--- Material provided ---

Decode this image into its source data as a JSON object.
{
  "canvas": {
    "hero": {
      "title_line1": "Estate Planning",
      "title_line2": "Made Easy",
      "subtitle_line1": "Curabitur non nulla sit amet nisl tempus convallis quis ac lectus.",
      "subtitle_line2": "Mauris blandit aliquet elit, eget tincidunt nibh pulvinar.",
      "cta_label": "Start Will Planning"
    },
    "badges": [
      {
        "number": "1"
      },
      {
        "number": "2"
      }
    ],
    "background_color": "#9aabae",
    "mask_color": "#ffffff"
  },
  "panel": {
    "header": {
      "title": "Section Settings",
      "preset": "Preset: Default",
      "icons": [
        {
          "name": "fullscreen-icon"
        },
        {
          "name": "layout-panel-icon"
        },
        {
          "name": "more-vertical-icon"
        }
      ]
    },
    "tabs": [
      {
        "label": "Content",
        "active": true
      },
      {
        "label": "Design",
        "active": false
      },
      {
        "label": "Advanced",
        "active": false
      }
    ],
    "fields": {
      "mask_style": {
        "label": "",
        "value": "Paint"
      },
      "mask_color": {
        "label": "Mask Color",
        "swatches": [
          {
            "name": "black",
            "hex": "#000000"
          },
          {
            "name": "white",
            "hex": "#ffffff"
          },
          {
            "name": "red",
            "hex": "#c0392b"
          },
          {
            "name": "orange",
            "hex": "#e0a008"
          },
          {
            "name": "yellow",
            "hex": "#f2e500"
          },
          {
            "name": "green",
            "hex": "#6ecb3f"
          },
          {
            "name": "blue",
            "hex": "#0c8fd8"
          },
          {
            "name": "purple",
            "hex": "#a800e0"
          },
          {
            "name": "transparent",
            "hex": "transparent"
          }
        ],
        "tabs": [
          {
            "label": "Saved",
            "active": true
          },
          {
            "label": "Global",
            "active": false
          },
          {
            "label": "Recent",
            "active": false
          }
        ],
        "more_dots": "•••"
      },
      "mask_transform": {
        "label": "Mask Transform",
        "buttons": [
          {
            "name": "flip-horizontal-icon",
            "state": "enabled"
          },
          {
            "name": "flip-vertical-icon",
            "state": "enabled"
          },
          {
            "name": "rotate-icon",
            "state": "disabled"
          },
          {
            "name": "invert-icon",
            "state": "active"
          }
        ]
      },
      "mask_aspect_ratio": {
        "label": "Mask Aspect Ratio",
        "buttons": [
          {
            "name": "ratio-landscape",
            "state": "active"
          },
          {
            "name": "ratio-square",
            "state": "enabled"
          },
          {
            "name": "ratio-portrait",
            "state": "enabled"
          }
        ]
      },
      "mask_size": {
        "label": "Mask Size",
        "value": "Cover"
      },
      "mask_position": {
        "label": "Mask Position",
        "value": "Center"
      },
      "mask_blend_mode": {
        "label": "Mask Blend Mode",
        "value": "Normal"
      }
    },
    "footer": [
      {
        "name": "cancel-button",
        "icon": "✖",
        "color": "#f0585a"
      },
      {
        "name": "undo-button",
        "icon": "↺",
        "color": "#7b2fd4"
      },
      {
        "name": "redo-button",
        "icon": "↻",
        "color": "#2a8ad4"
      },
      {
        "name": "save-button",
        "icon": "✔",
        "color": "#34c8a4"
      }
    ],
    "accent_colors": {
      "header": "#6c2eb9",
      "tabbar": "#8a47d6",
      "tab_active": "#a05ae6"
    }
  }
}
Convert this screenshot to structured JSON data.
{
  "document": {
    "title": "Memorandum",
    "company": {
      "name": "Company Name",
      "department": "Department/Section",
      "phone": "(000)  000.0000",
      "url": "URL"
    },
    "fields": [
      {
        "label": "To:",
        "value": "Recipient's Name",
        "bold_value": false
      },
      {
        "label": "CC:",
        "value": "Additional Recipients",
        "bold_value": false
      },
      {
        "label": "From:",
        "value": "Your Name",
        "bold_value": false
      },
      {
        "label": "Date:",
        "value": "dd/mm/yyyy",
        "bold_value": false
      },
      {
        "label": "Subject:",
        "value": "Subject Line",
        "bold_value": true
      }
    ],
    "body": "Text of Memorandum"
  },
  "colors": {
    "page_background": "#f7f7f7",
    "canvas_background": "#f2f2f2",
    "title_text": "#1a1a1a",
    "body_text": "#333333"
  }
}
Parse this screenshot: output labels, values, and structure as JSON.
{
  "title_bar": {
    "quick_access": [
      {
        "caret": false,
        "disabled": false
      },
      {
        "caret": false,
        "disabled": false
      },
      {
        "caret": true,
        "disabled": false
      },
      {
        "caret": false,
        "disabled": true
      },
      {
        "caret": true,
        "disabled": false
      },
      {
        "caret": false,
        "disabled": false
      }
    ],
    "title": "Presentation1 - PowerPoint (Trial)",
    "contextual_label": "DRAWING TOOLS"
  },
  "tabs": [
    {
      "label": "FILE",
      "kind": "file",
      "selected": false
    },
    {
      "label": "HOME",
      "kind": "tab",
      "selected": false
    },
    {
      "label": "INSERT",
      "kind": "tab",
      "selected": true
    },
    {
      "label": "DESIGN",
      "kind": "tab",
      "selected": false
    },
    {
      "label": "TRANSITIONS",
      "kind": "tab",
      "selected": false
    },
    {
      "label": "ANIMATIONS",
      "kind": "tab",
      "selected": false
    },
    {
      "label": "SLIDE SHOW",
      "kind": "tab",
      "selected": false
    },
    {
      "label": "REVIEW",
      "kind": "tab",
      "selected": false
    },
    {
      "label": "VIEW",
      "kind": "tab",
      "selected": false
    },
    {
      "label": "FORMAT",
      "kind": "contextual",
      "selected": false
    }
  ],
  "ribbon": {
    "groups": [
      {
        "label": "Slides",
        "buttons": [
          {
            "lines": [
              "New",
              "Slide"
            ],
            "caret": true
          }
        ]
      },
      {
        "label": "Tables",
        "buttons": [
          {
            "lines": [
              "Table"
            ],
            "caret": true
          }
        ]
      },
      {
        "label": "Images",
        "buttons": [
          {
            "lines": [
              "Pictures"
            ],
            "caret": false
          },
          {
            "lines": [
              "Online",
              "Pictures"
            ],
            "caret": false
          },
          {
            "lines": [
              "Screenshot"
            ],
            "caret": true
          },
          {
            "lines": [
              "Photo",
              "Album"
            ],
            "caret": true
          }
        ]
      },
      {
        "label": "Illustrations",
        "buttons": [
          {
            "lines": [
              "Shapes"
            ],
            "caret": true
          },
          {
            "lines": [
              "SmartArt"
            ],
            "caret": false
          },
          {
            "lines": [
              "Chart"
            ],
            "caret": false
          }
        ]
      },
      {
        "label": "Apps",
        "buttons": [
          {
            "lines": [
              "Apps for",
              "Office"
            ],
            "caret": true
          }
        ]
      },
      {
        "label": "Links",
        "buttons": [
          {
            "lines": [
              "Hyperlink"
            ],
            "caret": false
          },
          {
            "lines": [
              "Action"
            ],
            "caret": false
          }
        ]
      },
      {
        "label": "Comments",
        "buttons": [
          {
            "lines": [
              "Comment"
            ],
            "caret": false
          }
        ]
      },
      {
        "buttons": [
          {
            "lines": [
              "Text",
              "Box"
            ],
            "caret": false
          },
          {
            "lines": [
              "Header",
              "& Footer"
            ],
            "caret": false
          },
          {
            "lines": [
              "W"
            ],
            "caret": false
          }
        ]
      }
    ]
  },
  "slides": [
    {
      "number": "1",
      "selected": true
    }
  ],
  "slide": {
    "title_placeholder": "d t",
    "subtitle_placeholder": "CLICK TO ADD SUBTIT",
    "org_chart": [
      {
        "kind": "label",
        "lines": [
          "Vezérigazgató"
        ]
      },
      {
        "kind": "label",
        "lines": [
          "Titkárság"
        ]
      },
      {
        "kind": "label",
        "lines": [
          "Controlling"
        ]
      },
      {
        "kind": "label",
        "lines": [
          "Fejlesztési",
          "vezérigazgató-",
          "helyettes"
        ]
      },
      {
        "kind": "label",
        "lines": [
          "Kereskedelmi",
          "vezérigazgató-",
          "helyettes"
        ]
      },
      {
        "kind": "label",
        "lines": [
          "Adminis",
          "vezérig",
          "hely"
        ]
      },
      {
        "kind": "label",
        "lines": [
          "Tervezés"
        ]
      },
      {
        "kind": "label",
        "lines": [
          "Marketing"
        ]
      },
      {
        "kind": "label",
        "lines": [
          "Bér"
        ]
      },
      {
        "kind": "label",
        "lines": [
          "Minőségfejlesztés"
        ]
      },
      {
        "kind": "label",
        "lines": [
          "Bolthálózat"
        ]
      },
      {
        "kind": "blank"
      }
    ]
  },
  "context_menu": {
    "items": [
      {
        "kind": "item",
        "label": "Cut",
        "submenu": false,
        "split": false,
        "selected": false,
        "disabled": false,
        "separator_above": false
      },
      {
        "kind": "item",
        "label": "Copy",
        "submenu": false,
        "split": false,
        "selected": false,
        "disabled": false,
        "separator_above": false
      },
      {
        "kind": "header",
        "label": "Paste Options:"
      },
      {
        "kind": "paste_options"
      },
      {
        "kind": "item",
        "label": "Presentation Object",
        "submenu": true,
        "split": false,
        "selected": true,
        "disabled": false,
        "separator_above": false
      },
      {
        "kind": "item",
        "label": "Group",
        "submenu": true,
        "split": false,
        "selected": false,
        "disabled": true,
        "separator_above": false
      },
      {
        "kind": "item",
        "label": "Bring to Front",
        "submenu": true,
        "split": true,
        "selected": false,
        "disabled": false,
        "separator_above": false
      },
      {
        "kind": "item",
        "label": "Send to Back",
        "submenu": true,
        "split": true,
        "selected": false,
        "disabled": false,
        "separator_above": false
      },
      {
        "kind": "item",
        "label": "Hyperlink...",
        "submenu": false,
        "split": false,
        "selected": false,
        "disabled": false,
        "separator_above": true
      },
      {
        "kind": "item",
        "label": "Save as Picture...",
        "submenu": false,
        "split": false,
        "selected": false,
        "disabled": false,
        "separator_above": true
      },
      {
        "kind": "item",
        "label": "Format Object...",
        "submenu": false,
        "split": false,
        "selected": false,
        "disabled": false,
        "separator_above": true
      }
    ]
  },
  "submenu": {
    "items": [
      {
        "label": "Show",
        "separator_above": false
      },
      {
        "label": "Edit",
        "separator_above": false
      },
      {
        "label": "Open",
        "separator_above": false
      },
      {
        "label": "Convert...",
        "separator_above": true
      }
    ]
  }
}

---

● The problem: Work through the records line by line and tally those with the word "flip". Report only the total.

● Solution: 2